Recently, a reporter asked Trump, “Why don’t you just fire Mueller?” It’s no secret that Trump has been thinking about it.“We’ll see what happens,” he replied. “But I think it’s really a sad situation when you look at what happened. And many people have said, ‘You should fire him.’”

White House spokeswoman Sarah Huckabee Sanders said Trump believes “he has the power” to fire Mueller. That seems unclear. Still, on the purge pool scorecard, Mueller is neck-and-neck with Rosenstein.

Up from the murk of Trump henchmen past, former chief strategist Steve Bannon is reportedly lobbying White House aides and Trump’s congressional sycophants to push for Rosenstein’s dismissal. The deputy AG has overseen Mueller’s investigation since Sessions recused himself last year, another Trump boiling point. Rosenstein also signed off on the Cohen search warrant.

Then there’s the noise from the Trump’s real Cabinet — Fox News. “Big show tonight,” the president tweeted before Sean Hannity’s Wednesday episode. With a chart reminiscent of those on a police procedural connecting criminal figures, Hannity showed photos of Mueller, Rosenstein, Comey and — because why not? — James “Whitey” Bulger under the title “The Mueller Crime Family?” Meanwhile, Republican Devin Nunes of the House Intelligence Committee says he’s hatching a plan to impeach Rosenstein and the FBI’s Wray unless he’s given a document that he claims drove the Russia investigation.

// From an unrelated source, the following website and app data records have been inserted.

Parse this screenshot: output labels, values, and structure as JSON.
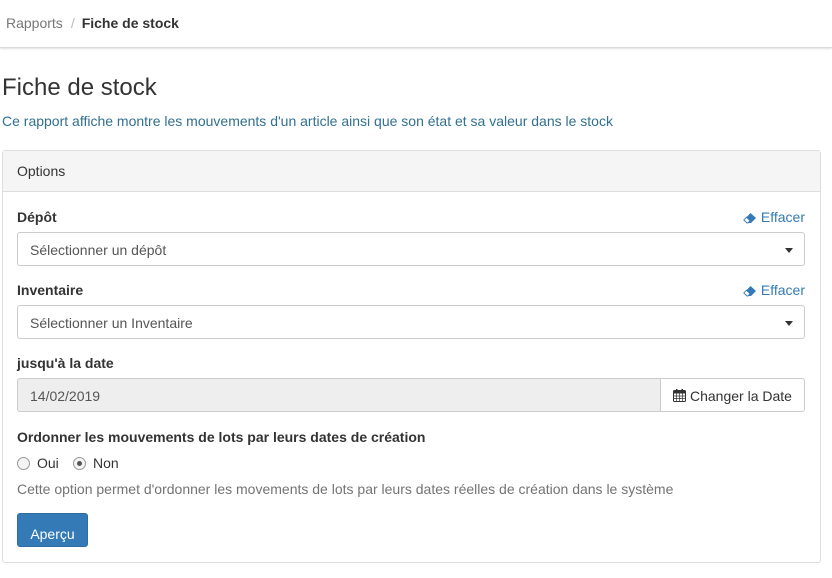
{
  "breadcrumb": {
    "parent": "Rapports",
    "separator": "/",
    "current": "Fiche de stock"
  },
  "page": {
    "title": "Fiche de stock",
    "description": "Ce rapport affiche montre les mouvements d'un article ainsi que son état et sa valeur dans le stock"
  },
  "panel": {
    "title": "Options"
  },
  "depot": {
    "label": "Dépôt",
    "clear_label": "Effacer",
    "placeholder": "Sélectionner un dépôt"
  },
  "inventaire": {
    "label": "Inventaire",
    "clear_label": "Effacer",
    "placeholder": "Sélectionner un Inventaire"
  },
  "date": {
    "label": "jusqu'à la date",
    "value": "14/02/2019",
    "button_label": "Changer la Date"
  },
  "order": {
    "label": "Ordonner les mouvements de lots par leurs dates de création",
    "options": [
      "Oui",
      "Non"
    ],
    "selected": "Non",
    "help": "Cette option permet d'ordonner les movements de lots par leurs dates réelles de création dans le système"
  },
  "actions": {
    "preview_label": "Aperçu"
  },
  "colors": {
    "primary": "#337ab7",
    "link": "#337ab7",
    "info_text": "#31708f",
    "panel_heading_bg": "#f5f5f5",
    "readonly_bg": "#eeeeee"
  },
  "icons": {
    "clear": "eraser-icon",
    "calendar": "calendar-icon",
    "dropdown": "caret-down-icon"
  }
}
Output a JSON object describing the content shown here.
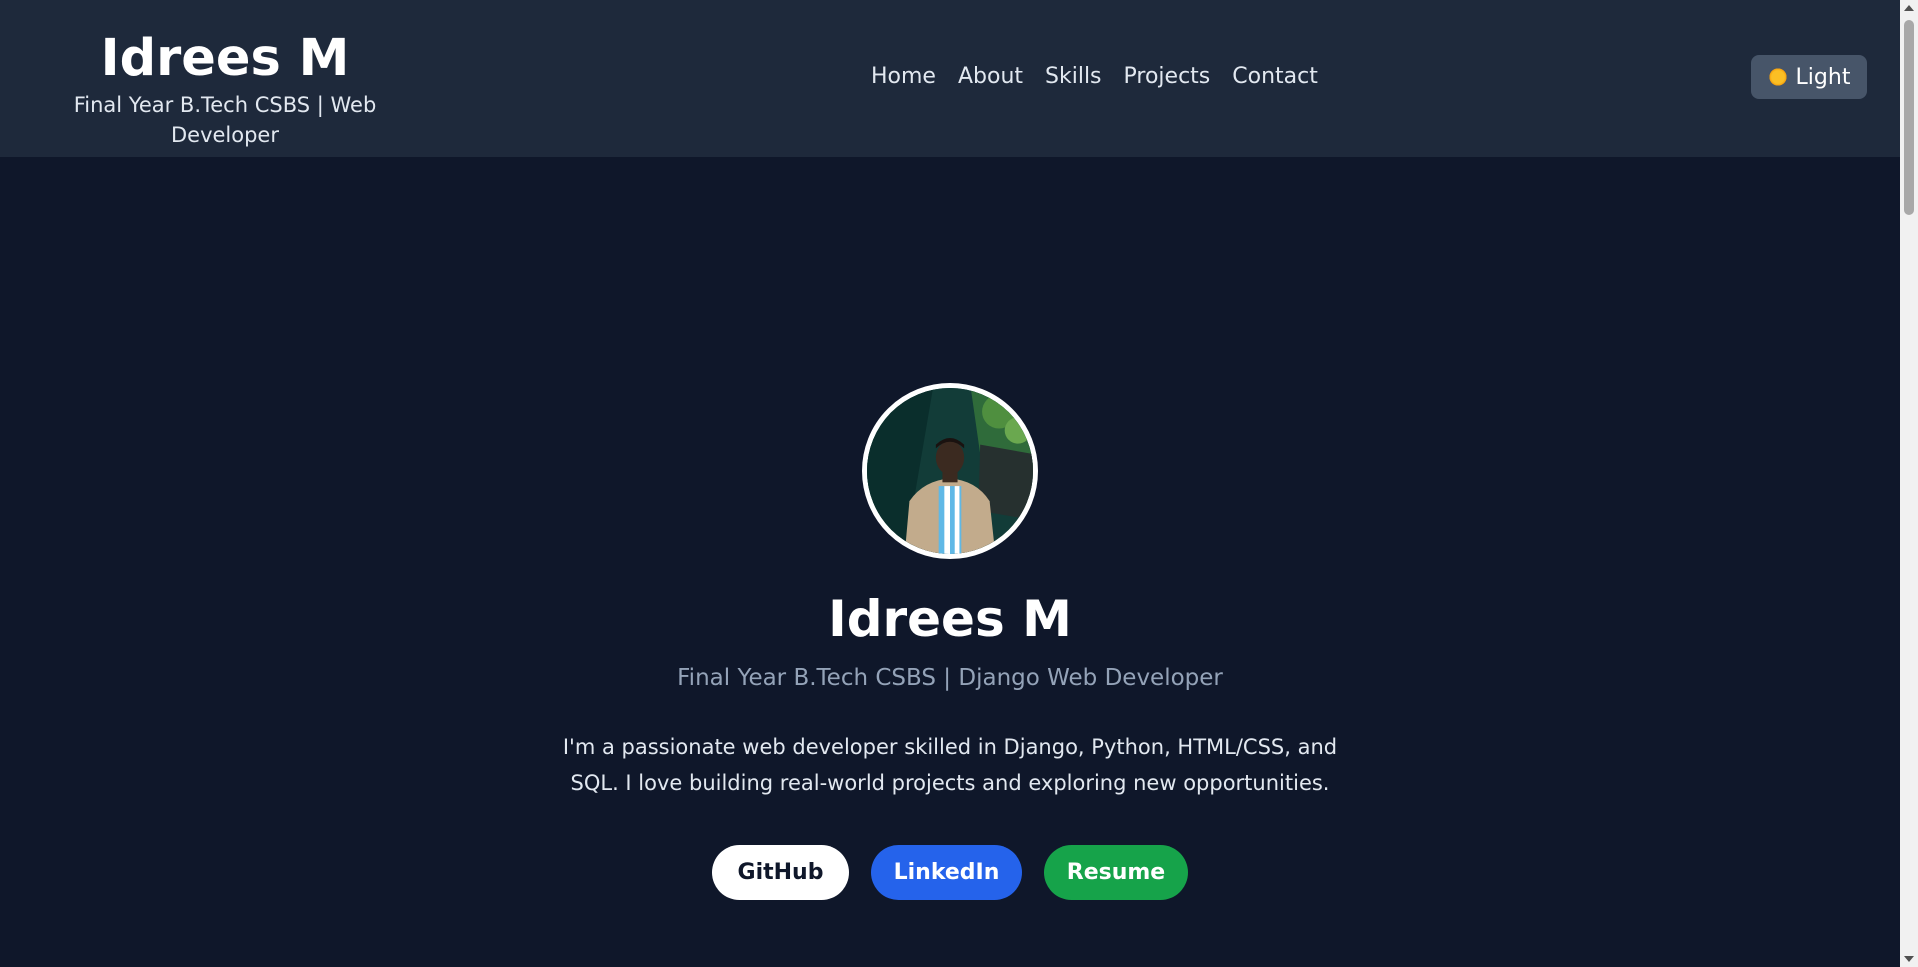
{
  "header": {
    "name": "Idrees M",
    "tagline": "Final Year B.Tech CSBS | Web Developer",
    "nav": [
      "Home",
      "About",
      "Skills",
      "Projects",
      "Contact"
    ],
    "theme_toggle_label": "Light",
    "theme_toggle_icon": "sun-icon"
  },
  "hero": {
    "avatar_icon": "profile-photo",
    "name": "Idrees M",
    "subtitle": "Final Year B.Tech CSBS | Django Web Developer",
    "description": "I'm a passionate web developer skilled in Django, Python, HTML/CSS, and SQL. I love building real-world projects and exploring new opportunities.",
    "buttons": {
      "github": "GitHub",
      "linkedin": "LinkedIn",
      "resume": "Resume"
    }
  },
  "colors": {
    "page_bg": "#0f172a",
    "header_bg": "#1e293b",
    "linkedin": "#2563eb",
    "resume": "#16a34a",
    "subtitle": "#94a3b8"
  }
}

If anything pushes Trump toward his next big firing, it could be Comey’s book, “A Higher Loyalty: Truth, Lies, and Leadership.” In his book, and on a prime-time interview with ABC’s George Stephanopoulos, Comey is expected to spill various varieties of tea about his tenure as FBI director, including his abrupt firing by Trump, which led to Mueller’s appointment. You can bet the president will be watching, fuming, and likely tweeting.

Trump wants to stop Mueller’s Russia investigation, by any means necessary. Immune to political propriety, protocol, or the Constitution, Trump seems bent on launching his own version of Richard Nixon’s “Saturday Night Massacre.” He is desperate to knee-cap this inquiry, even if it means plunging this nation into chaos and revolt. (Since you asked, I’m betting on Rosenstein to next get the chop.)

Given all we’ve already endured, the worst is yet to come from a presidency destined to leave scars. In the meantime, keep those scorecards handy.

Renée Graham can be reached at renee.graham@globe.com. Follow her on Twitter @reneeygraham